“Hercule Poirot sat at breakfast in his small but agreeably cosy flat in Whitehall Mansions.”

Since lock down kicked in, I’ve realised I’m really missing the theatre. I’m not someone who goes particularly regularly – a few times of year at most – but I love it. Musicals, plays, comedies, dramas – what’s not to love? Theatre is second only to books for me as a way to tell a story. It’s there and vivid and right in front of you. If you’ve been on my blog before, you almost certainly know that I’m a huge Agatha Christie fan, and while people may know her for her novels and be aware that she is responsible for the longest-running play in history – The Mousetrap has only been halted by this bloody lock down – she wrote many other plays. In fact, she is the only female playwright to have three plays on at the same time in London, and she was so revered that when she died, all the theatres in the West End dimmed their lights for an hour in her memory.

Anyway, this is all a meandering way to say that in the 1990s, three of her plays were adapted into novels by Charles Osborne. The other two, Spider’s Web and The Unexpected Guest are already on the blog, so it’s time to complete the set. It’s time to enter her first play, Black Coffee.

Notable inventor Sir Claud Amory calls his family into the library after dinner with an announcement. In his safe he had a formula for a powerful new explosive that would change the face of war forever, but now it has gone. The thief, he knows, is in the room. He has already called Hercule Poirot in who will be arriving imminently. Amory offers up a simple option. He will turn the lights off in the room for a short while, the thief can place the stolen formula on the table, and no further questions will be asked. However, once the lights come back up again, the formula – or at least the envelope it was in – has appeared on the table, but the darkness brought death, and now more questions arise, just as Poirot and Hastings turn up on the doorstep. Now there are two puzzles to solve, and a lot of tangled familial relationships to unwind before the answers can be found.

So, it’s a Christie story at her peak. Obviously it’s good. But like with the others, it still lacks something. Reading an adaptation makes you realise quite how much difference there is between prose and scripted story. Most of the action here takes place in a single room, as it would on stage, but here that seems a little unnatural. Quite often you feel like you’re simply reading stage directions, and the mind’s eye can’t help but envision the whole drama unfolding on a stage. In those terms, it still works. The mystery is also particularly engaging, and I only remembered the solution as it drew closer. Christie uses Poirot’s obsession with neatness to assist him once more in solving the plot, but it’s done remarkably well. Unfortunately, because of the stage direction elements of it, some actions are deliberately pointed out to us whereas, in the theatre, we might not have seen them.

The characters are perhaps not quite as fully rounded as some of hers, but with a play you have more limited time to get things across.

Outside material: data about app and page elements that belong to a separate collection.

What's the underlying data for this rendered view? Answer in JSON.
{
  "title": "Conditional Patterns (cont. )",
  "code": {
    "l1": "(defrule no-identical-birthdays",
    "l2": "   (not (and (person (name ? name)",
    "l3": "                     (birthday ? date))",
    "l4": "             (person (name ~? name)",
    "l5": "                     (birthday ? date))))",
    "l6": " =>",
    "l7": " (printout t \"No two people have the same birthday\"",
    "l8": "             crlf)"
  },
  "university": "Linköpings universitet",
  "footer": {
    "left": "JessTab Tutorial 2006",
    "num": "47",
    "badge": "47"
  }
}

There’s a deft touch of humour throughout the story, too, as there is in all the best Christie’s. It’s a satisfying solution, with Poirot proven his talents once more. A quick, charming read.

Did you know that as well as reviewing everything I read, I also write novels, too? My books blend black humour with light horror, crossing genres with ordinary characters dealing with extraordinary circumstances. Head over to wherever you buy books to take a look at my two offerings. The first, The Atomic Blood-stained Bus, introduces you to a cannibal, an ex-god and the last witches of Britain, while the second, The Third Wheel, follows Dexter who is tired of being single while all his friends get married and settle down, but has a change of priority when aliens invade the planet. I hope you enjoy!